New stair-driving wheelchair

Test driven by Raffael, the Scalevo Wheelchair was developed by ETH Zurich Students to be able to drive up a flight of stairs using caterpillars.

While testing the prototype, Raffael smiles and comments that it feels like he is floating. At the top, the system self-balances and continues on two wheels.

ETH Zurich is working to bring it to market in the near future. For many people with walking disabilities, everyday life is filled with barriers, such as circumventing curbs and stairs. Ten Swiss students want to change that, so in the future no obstacle will prevent the freedom of movement for wheelchair users.

The engineers developed this new wheelchair in only a year; a masterpiece, which took up practically every free minute of the students’ time. But it was all worth it.

The first feedback received from people with walking disabilities all over the world was positive. Machine engineer Carlos Gomes says "many want to purchase our wheelchair already".

Originally, Gomes and his colleagues only wanted to build a robot that could climb stairs. But their professor encouraged them to go a step further, so the eight engineers started to develop the stair-climbing wheelchair in the summer of 2014. It had to be very maneuvera-ble, easy to operate, attractive, and safe.

The basic principle was that during normal operation, the wheelchair should drive on two wheels similar to a Segway. They planned to overcome the stairs with caterpillars, which can be extended and retracted. Scalevo unites the two motion principles into one hybrid chair.

To use the chair, the user approaches a set of stairs and selects the appropriate function on the touch screen. With sensors and cameras, the chair measures the incline of the stairs and automatically drives up to them in reverse. The caterpillars lower and start to turn, moving the chair up the stairs at speeds of one step per second. The driver stays in a straight position the entire time.

As soon as the sensors detect the end of the stairs, the stabilising wheels move into posi-tion, preventing the wheelchair from tipping over. The caterpillars then lift up and the wheelchair continues the journey on two wheels.
The wheels and caterpillars are equipped with two maxon electric motors, which act as drives. Brushless DC motors are used in combination with ceramic gearheads. Ceramic is always a good choice when high forces act on the components, yet the gearhead has to be very durable.

Carlos Gomes and his team are enthusiastic about the drives maxon provided to them, saying: "The motor-gearhead combination is strong, precise, quiet, and relatively light at 3.2 kilograms. Gomes added: "The maxon engineers gave us expert advice and the sup-port was excellent."

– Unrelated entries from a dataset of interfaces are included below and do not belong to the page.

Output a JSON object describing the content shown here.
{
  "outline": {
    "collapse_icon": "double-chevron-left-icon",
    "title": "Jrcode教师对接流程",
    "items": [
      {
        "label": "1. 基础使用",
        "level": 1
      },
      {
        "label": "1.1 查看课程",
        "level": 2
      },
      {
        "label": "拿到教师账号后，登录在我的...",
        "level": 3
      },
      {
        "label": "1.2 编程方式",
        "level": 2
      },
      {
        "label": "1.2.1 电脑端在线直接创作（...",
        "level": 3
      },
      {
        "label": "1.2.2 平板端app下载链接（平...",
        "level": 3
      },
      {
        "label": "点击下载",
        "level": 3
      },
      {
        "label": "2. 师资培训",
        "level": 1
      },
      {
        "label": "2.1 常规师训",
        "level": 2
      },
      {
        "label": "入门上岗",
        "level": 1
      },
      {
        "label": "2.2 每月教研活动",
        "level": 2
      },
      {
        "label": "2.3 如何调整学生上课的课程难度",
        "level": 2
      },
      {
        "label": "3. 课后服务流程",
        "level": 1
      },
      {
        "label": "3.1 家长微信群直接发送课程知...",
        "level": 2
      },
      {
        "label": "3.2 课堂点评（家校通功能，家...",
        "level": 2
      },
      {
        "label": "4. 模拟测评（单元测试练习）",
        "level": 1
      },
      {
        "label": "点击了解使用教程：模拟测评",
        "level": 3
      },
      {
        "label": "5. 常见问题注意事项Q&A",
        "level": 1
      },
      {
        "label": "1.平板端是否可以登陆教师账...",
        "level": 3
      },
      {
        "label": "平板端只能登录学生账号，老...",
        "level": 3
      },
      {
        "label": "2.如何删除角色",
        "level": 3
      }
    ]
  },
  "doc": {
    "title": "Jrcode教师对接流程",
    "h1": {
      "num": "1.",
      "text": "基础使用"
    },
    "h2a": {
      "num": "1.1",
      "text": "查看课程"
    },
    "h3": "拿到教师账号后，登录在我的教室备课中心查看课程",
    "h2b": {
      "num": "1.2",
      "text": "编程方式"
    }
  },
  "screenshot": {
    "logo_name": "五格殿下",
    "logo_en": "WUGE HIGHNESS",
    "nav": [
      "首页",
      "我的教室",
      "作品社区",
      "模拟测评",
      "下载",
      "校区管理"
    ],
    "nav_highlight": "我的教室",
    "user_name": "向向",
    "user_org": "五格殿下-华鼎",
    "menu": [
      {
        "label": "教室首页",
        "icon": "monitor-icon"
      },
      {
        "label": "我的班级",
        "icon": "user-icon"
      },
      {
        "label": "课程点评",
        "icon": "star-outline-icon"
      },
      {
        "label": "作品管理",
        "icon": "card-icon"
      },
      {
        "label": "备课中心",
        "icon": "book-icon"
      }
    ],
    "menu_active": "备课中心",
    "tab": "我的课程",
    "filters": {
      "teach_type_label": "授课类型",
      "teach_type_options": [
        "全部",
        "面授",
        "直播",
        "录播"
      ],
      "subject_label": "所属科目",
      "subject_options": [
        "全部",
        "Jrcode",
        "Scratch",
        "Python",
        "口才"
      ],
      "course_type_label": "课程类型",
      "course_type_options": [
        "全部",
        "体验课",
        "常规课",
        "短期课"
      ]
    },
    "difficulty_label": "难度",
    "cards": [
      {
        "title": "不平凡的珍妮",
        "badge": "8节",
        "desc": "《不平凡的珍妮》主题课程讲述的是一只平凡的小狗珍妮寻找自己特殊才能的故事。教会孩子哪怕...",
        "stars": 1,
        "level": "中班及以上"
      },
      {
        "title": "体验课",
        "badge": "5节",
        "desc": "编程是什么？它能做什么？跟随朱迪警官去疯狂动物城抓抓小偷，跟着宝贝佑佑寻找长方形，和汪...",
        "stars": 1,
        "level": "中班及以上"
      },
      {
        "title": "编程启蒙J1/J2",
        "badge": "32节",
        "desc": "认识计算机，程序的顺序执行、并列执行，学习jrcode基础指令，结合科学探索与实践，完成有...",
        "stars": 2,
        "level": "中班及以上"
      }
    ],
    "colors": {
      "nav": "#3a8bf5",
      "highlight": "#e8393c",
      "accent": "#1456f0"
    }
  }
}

The students are very satisfied with their work. Gomes says: "Good teamwork was the key to our success".

In addition, they implemented the suggestions of many people with walking disabilities. Suggestions included adding a belt or inclining the seat backward slightly so the wheel-chair user did not slip forward. Gomes added: "We would never have thought of such details ourselves."

There is still much to be done, even though the project could be considered finished. The suspension of the caterpillars has to be made stiffer, the operation more intuitive, and the reliability has to be increased.